Let's face it, ergonomic keyboards look... funny. They have weird shapes, strange keys in odd places, and even moving parts.
But all those quirks have reason to exist, there's an ergonomic benefit to them.
Let's take a look at what makes a keyboard ergonomic and which features may be right for you.
1. Split Design
We've been over this more than once, but we can't stress it enough: a split design lets you align your wrists with your forearms, pushing your elbows slightly outward and your shoulders back, and helping you keep your back straight.
Some keyboards have a fixed split layout that you can't adjust, like the Kinesis Advantage, the Logitech K380 or mechanical keyboards with an Alice Layout.
Kinesis Advantage 2, Logitech K860 and Alice Keyboard
But fully split models are more ergonomic, since you can move them around and place them precisely to your preference.
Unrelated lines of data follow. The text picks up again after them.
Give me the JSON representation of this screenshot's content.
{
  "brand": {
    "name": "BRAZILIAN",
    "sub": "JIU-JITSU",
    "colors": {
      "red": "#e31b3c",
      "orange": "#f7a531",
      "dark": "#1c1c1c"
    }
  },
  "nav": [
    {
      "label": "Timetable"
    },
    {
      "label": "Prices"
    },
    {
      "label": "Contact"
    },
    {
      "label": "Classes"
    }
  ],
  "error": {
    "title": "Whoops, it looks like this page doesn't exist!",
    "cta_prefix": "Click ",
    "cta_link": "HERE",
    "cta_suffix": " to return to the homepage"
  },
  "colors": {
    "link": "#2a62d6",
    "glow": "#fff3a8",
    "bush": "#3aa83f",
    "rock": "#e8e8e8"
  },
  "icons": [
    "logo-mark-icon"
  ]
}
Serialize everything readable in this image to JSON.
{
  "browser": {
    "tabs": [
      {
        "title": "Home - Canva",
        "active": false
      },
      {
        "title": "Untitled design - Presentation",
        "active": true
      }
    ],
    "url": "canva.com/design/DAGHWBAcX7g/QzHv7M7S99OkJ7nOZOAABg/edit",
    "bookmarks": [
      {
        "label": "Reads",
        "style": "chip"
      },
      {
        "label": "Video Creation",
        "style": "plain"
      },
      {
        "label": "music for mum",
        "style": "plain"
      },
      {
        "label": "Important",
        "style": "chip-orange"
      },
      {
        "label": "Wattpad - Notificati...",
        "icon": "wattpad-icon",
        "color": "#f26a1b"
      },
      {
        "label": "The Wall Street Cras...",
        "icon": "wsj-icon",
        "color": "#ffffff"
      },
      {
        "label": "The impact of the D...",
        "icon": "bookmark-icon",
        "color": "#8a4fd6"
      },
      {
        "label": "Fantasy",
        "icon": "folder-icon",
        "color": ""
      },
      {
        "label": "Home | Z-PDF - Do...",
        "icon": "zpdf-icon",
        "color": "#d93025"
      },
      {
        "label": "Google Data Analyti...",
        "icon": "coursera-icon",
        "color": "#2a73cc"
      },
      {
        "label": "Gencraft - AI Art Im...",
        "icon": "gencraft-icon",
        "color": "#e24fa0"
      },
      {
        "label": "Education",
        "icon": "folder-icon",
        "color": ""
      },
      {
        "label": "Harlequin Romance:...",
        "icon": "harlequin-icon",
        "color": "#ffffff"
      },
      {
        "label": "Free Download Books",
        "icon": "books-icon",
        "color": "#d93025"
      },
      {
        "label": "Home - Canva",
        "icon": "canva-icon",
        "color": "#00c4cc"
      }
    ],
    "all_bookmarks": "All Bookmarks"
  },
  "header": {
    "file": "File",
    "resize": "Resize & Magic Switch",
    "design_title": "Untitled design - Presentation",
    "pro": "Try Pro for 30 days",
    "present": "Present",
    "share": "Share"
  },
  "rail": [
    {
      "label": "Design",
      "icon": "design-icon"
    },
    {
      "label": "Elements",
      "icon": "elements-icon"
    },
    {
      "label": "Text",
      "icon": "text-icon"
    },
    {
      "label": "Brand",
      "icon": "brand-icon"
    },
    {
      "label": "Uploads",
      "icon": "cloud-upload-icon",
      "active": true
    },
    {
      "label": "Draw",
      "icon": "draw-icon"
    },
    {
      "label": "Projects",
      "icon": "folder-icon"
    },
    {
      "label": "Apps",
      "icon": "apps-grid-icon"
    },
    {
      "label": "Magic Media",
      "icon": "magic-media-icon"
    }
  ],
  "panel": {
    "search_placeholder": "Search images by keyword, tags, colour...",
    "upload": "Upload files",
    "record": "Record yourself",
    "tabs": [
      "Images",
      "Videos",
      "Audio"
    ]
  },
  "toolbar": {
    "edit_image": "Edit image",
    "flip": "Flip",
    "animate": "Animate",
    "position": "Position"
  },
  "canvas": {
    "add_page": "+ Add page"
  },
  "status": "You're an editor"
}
If you want to learn how to position your split keyboard, check out this other video:https://youtu.be/5jQMIIW3Tqw
On a regular keyboard, you type with your palms facing down, which can cause lead to pain in your wrists and forearms.
To prevent this, some keyboards include "tenting", a fancy word to explain the ability of a keyboard to tilt into a tent-like shape. This allows you to keep your hands in a more natural position while typing or gaming.
There are designs with a fixed tenting position, like the Microsoft Sculpt or the Logitech Ergo K860.
Microsoft Sculpt and Logitech K860
And others that allow multiple angles, like the Dygma Defy, the Dygma Raise or the Moonlander, although in some cases you'd need to equip them with an accessory.
Keyboards with tenting tend to be a bit more expensive and difficult to find; that's why many users get creative and find DIY solutions to tent their split keyboard, as our Dygmates did with the Raise before we launched its tenting kit.
More about tenting and its benefits in this other video:
3. Negative Tilt
Many conventional keyboards include tiny legs at the bottom so it can be tilted.
Some people believe it's more ergonomic, but it's actually the opposite - If your keyboard has a positive tilt, you'll suffer the consequences of wrist extension.
You want your wrists to be at a neutral angle. And that's where a negative tilt comes in handy.
The Dygma Defy, for example, has two reverse tilting angles to help you find the perfect posture.
4. Columnar Layout
Traditionally, the keys on a keyboard have been organized in staggered rows.
This design was inherited from typewriters. The keys were placed this way to prevent the machine from jamming, but it's not ergonomic.
Placing the keys in columns instead of rows helps reduce finger travel and feels more natural.
Keyboards with a columnar layout include the Keyboardio Model 100, the Moonlander, the Dygma Defy and the Kinesis Advantage, which takes us to the next ergonomic feature.
Keyboardio Model 100, Moonlander and Dygma Defy
5. Concave Key Well
A concave key well further reduces the travel distance of your fingers and makes the thumb cluster easier to reach. But it comes with its own set of caveats.
For example, they are almost impossible to manufacture with hot-swappable sockets, It also makes the keyboard much bulkier.
Examples of these keyboards are the Kinesis Advantage 2 and 360, the Glove80 and the Dactyl Manuform.
Kinesis Advantage 2, Kinesis Advantage 360, Glove 80 and Dactyl Manuform
Another easy way to reduce finger travel is to give your thumbs more things to do.
Instead of a single space bar, many ergonomic keyboards have multiple keys for the thumbs to use.
There are all kinds of designs: from clusters of rectangular keys to custom keycaps beautifully arranged in curves that follow the natural arch of your thumb.
Dygma Raise and Dygma Defy thumbcluster
Thumb keys can be used for functions that are usually far to reach, like ENTER, BACKSPACE or SHIFT. But for that to happen, the keyboard has to be customizable, which takes us to one last feature.
7. Easily Programmable
Being programmable doesn't make a keyboard ergonomic, but it's a critical ergonomic feature.
A programmable keyboard lets you personalize your layout and have multiple custom layers.
If you combine that with thumb keys, you can have your symbols, shortcuts and macros closer to your fingers, avoiding unnecessary finger stretches and contortions.
From an ergonomic standpoint, this is an exciting feature. A wireless keyboard helps keep the desk cleaner and gives you more freedom to position the keyboard.
Without wires, you could attach the keyboard's halves to the arms of the chair, to a special tray, or even strap them to your legs.
Some keyboards like the Moonlander and the Dygma Defy even have screw mounts so you can bolt it into anything you can imagine
What's right for you?
As you can imagine, the more of these features you have, the more ergonomic a keyboard becomes.
However, it also depends on how well each feature is implemented and adapted to your personal needs and preferences –not all tenting or thumb cluster solutions are equally comfortable.
Keep in mind that there is a learning curve when using ergonomic keyboards. Some of the features need getting used to, so you might not want to have them all at the same time in your first ergonomic keyboard.
If that's your case, we recommend watching this video. It'll help you choose the keyboard that suits you best.